                1 Institute of Liver Diseases, Shuguang Hospital Affiliated to Shanghai University of Traditional Chinese Medicine , Shanghai, China
                2 Shanghai Key Laboratory of Traditional Chinese Clinical Medicine , Shanghai, China
                3 Department of Pharmaceutical Sciences, School of Pharmacy, Shanghai University of Traditional Chinese Medicine , Shanghai, China
                4 Key Laboratory of Liver and Kidney Diseases, Ministry of Education , Shanghai, China
                5 Shanghai Innovation Center of TCM Health Service , Shanghai, China
                Author notes

                Edited by: Yibin Feng, The University of Hong Kong, Hong Kong

                Reviewed by: Feng Mei, Army Medical University, China; Wen-xie Xu, Shanghai Jiao Tong University, China

                *Correspondence: Chenghai Liu, chenghailiu@ 123456hotmail.com ; Nianping Feng, npfeng@ 123456hotmail.com

                †These authors have contributed equally to this work and share first authorship

                ‡Present address: Qiang Zhao, The First Affiliated Hospital of Henan University of Chinese Medicine, Zhengzhou, China

                This article was submitted to Ethnopharmacology, a section of the journal Frontiers in Pharmacology

                Article
                10.3389/fphar.2020.00001
                7011082
                Copyright © 2020 Zhao, Xing, Tao, Liu, Huang, Peng, Feng and Liu

                This is an open-access article distributed under the terms of the Creative Commons Attribution License (CC BY). The use, distribution or reproduction in other forums is permitted, provided the original author(s) and the copyright owner(s) are credited and that the original publication in this journal is cited, in accordance with accepted academic practice. No use, distribution or reproduction is permitted which does not comply with these terms.

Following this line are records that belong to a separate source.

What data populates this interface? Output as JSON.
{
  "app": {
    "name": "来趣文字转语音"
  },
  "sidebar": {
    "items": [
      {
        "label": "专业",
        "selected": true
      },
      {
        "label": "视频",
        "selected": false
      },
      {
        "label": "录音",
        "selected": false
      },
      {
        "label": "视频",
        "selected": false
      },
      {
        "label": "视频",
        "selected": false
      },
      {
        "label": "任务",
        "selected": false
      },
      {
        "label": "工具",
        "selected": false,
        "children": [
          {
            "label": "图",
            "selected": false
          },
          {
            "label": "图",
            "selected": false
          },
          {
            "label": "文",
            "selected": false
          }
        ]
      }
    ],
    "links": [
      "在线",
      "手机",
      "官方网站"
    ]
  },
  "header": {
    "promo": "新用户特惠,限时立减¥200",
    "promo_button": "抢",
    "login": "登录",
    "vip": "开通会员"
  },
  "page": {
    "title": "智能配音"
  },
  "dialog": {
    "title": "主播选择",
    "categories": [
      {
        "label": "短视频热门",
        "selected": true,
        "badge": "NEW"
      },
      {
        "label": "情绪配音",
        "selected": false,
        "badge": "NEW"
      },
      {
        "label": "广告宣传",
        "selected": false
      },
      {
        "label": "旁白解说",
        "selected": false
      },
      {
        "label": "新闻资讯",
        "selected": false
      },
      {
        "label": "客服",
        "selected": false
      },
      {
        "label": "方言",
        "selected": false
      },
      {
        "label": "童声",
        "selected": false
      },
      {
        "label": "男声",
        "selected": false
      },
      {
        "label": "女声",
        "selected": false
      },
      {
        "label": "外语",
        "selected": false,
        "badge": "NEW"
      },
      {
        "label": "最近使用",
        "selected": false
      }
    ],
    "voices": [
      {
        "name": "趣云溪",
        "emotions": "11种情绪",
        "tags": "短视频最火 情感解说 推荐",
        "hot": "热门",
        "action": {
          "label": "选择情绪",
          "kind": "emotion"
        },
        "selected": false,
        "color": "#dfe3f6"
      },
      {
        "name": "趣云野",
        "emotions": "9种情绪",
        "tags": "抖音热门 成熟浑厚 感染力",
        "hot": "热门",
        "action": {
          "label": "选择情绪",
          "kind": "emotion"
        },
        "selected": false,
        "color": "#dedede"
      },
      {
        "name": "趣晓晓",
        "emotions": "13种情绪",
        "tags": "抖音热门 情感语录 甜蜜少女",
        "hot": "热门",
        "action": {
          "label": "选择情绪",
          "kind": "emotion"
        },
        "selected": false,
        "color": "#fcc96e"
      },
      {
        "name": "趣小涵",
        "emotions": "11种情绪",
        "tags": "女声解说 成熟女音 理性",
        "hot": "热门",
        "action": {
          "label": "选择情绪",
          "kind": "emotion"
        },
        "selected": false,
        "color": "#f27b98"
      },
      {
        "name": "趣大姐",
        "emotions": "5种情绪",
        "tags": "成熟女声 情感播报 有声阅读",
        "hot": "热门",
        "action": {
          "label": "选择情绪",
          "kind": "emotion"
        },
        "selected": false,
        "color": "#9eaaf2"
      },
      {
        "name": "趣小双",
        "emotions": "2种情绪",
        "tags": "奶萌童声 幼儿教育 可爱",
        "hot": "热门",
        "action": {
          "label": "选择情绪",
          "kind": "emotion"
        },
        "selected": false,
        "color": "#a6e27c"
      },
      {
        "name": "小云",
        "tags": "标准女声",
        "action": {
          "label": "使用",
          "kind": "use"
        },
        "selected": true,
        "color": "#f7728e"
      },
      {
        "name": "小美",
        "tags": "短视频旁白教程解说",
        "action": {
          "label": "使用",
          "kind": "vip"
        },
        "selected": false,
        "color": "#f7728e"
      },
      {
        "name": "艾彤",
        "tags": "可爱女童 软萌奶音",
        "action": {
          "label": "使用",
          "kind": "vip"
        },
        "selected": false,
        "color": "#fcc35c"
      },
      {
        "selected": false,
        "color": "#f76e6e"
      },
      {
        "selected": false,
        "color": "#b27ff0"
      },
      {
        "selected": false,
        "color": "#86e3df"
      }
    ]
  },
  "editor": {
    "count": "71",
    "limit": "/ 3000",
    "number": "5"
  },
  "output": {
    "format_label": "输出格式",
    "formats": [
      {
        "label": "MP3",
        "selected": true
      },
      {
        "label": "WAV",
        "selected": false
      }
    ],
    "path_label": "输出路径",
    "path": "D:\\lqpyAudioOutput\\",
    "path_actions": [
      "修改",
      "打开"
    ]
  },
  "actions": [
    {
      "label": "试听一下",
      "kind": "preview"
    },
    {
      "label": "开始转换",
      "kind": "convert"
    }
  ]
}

                Page count
                Figures: 5, Tables: 1, Equations: 0, References: 13, Pages: 10, Words: 5981
                Funding
                Funded by: National Natural Science Foundation of China 10.13039/501100001809
                Award ID: 81473479
                Categories
                Pharmacology
                Original Research

                Comments

                Comment on this article